Members of the Greater Indianapolis NAACP announced Thursday they plan to partner with the mayor and the county health department to offer free lead screenings to schools.
The program targets students in kindergarten and the first grade — the ages when children are most vulnerable to lead poisoning — at two of the city’s largest school districts, Indianapolis Public Schools, Pike Township schools, and at charter schools managed by the mayor’s office.
Marion County Public Health Department Director Virginia Caine and other leaders said a recent discovery of high lead and copper levels in drinking fountains spurred the groups to act.
“We know that childhood lead poisoning is considered the most preventable environmental disease of our young children,” Caine said. “But not only do you find lead poisoning in the environment, like in our older buildings. It can be in water…We found it in toys.”
The department screened around 13,000 children last year, Caine said. While any presence of lead is concerning, Caine said results showed Indiana is ahead of the curve: The average amount of lead discovered in the group’s blood was 1 milligram less than the national average.
When a child is discovered to have high levels of lead in their blood, the health department typically sends its staff out to test the child’s home and other environmental factors to determine the source of the lead exposure.

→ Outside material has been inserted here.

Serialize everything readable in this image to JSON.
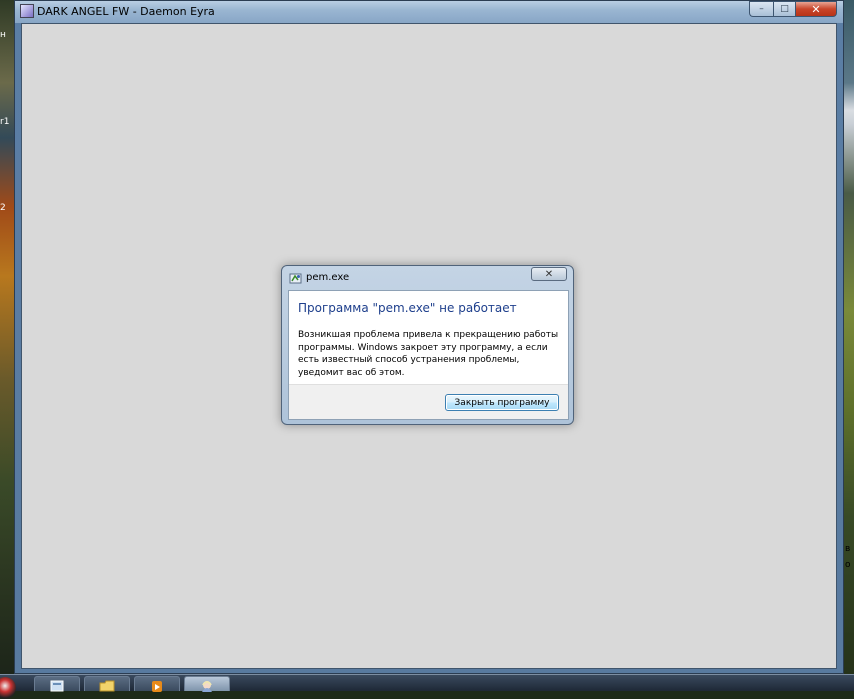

The county health department already provides free testing to families who are living in low-income areas or who are enrolled in Medicaid. Now, parents can ask their local schools to screen their children with a blood test. The department said it’s too soon to tell how much the school screenings will cost, but the funding will come from the agency’s budget.
Indianapolis Public Schools Board Commissioner Elizabeth Gore said she and the school board support the initiative because it can uncover lead poisoning early and prevent further harm to a child.
“No lead is OK,” Gore said at the NAACP press conference. “It is so disturbing to the community’s quality of life and health.”
The Centers for Diseases Control and Prevention reports children exposed to any amount of lead is dangerous. But those exposed to lead in large quantities or over an extended period of time can experience a range of behavioral issues and learning disabilities.
That’s why NAACP Education Committee Chair Garry Holland said it’s vital for public officials to address the issue now.
“After the third grade, the lead, if it’s elevated, seeps into the bone,” Holland said. “And once it’s in the bone the problems are irreversible.”
Pike Township schools will host a series of wellness fairs during the 2019-20 school year to administer the tests. IPS is still outlining a schedule with the county health department and will engage with families when testing becomes available.
Twenty-two charter schools managed by the mayor’s office have scheduled screenings through November 2019.